Tanking is not an epidemic in the NBA, but it does exist.
Under the current lottery system, how could it not? Rebuilding teams have an incentive to lose if they want a high draft pick. It’s that simple. Some people despise it, others are indifferent to it and a few even embrace it.
I would probably fall in line with the indifferent crowd. I can understand why it’s frustrating and annoying from a fan’s perspective. There’s no one I pity more at the moment than the Philadelphia 76ers fanbase, who went from hopeful contenders in summer 2012 after the acquisition of Andrew Bynum, to bottom-feeding tankers this season.
At the same time, if I’m a general manager enamored by the upcoming draft class and my team’s already entering a transition period, I’m going to tank for a better pick. It doesn’t always work, but it doesn’t have to. It’s about the odds, and the odds of landing a top pick are better the worse you are.
If people want that to change, the lottery system has to change. Plenty of ideas are out there, each one just as intriguing as the next.
The latest suggestion comes from Sacramento Kings principal owner Vivek Ranadive, who, per The Sacramento Bee‘s Jason Jones, believes he has the answer to tanking:
Ranadive calls it the “V-Plan” and believes it would change how teams approach the season and the rebuilding process.
“Part one is that we freeze the draft lottery order at the All-Star break,” Ranadive said. The rationale is if the lottery order is set then, teams would not have incentive to dump players at the trade deadline simply for the purpose of tanking.
Ranadive’s plan also would feature a way to keep every team engaged to the season’s end by keeping them all eligible for the postseason.
“Then part two is at the end of the season the top seven teams in the East and the top seven teams in the West make the playoffs,” Ranadive said. “And then for the eighth spot, the remaining eight teams (in each conference) have a college-style sudden-death playoff at a neutral place.”
“Part two,” as Ranadive calls it, has been suggested in some form before. A tournament for the final playoff spot in either conference is something that speaks to many people. Freezing the draft lottery at the All-Star break, however, is something relatively new.
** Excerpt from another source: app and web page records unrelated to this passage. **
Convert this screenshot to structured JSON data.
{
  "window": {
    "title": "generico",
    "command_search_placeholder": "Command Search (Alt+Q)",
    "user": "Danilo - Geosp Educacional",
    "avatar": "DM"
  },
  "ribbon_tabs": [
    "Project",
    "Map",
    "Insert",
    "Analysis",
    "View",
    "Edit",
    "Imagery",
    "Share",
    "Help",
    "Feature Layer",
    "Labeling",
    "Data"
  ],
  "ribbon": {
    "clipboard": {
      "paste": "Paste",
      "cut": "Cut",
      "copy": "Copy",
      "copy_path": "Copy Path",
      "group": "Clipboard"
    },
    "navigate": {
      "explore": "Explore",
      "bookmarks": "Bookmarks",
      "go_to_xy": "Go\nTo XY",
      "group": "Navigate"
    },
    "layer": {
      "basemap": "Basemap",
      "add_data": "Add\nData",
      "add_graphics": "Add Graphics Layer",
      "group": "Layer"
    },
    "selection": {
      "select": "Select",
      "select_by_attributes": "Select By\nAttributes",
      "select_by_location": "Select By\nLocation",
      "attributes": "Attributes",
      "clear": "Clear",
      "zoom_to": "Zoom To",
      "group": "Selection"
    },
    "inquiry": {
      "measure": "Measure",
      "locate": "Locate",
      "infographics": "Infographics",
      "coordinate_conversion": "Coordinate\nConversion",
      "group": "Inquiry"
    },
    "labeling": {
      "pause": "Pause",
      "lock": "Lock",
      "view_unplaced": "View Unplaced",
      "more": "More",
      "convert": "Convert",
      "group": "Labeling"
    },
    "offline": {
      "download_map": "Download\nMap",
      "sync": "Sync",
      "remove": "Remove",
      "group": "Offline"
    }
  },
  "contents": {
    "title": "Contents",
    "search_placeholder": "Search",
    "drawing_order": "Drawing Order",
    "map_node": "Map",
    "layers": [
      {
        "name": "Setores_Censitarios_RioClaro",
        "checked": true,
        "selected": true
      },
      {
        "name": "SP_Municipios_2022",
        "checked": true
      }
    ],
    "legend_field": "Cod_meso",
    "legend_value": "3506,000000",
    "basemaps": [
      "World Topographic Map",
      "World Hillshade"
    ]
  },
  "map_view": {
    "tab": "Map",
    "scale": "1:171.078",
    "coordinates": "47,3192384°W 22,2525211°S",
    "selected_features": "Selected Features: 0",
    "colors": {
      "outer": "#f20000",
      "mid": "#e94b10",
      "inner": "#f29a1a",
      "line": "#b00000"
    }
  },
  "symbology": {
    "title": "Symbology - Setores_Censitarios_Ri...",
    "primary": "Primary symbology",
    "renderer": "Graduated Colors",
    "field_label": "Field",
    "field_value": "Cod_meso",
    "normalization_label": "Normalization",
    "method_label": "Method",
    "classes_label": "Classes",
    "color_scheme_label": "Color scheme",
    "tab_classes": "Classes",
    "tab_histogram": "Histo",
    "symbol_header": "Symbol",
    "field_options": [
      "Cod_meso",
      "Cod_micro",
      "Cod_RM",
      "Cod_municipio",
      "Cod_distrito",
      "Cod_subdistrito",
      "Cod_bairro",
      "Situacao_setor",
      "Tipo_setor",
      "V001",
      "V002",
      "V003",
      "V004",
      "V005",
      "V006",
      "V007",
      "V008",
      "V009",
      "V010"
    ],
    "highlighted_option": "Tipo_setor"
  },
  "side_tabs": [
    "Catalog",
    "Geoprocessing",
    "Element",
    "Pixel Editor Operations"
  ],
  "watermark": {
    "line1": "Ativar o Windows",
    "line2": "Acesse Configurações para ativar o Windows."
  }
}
In theory, it should prevent dumpster-fire trades at the deadline by teams looking to increase their loss total. But it doesn’t prevent those types of deals from going down entirely.
The race to tank essentially becomes a half-season affair here. Salary dumps and one-sided, draft-position-fueled trades are just more likely to go down during the offseason or very beginning of the year.
Fringe-playoff teams that lose a player to injury right before or after the All-Star break are absolutely screwed too. Take the Atlanta Hawks this season. Under Ranadive’s model, they could very well miss the playoffs and the lottery this season.
Is that a reasonable price to pay? Especially when you consider one-sided trades aren’t exactly an epidemic either?
Trade deadlines have been dormant the last few years. Evan Turner and Spencer Hawes were the most blatant tanking-inspired dumps made this season, and the Sixers were already in line for a top draft pick. Those are deals they likely just make sooner. Even if they don’t make them at all, it probably doesn’t impact their position much. Same can be said for many other teams. Tanking happens in the first part of the season too. This doesn’t deter that.
One of the things that would be interesting to watch, though, is post All-Star activity. If a team has, for lack of a better phrase, tanked enough through the first half of the season, they now have an incentive to make a splashy move at the trade deadline by acquiring an impact player. Then they’re looking at the opportunity to make a playoff push—via said tournament—while remaining in play for a top lottery pick.
There’s also the matter of first-rounders in said trades. Lottery-qualified teams could technically trade their pick in exchange for an immediate impact player, thereby taking their rebuild in a different direction. Protection on picks in any trade would suddenly become weird as well. There are just so many variables at play.
Flaws can be found in every suggestion, but this one seems to need more fine-tuning than others. All it does is really change the timeframe of tanking and the manner in which it’s done. It doesn’t eradicate it entirely.
Then again, nothing likely ever will.
Dan Favale is a firm believer in the three-pointer as well as the notion that defense doesn’t always win championships. His musings can be found at Bleacherreport.com in addition to TheHoopDoctors.com.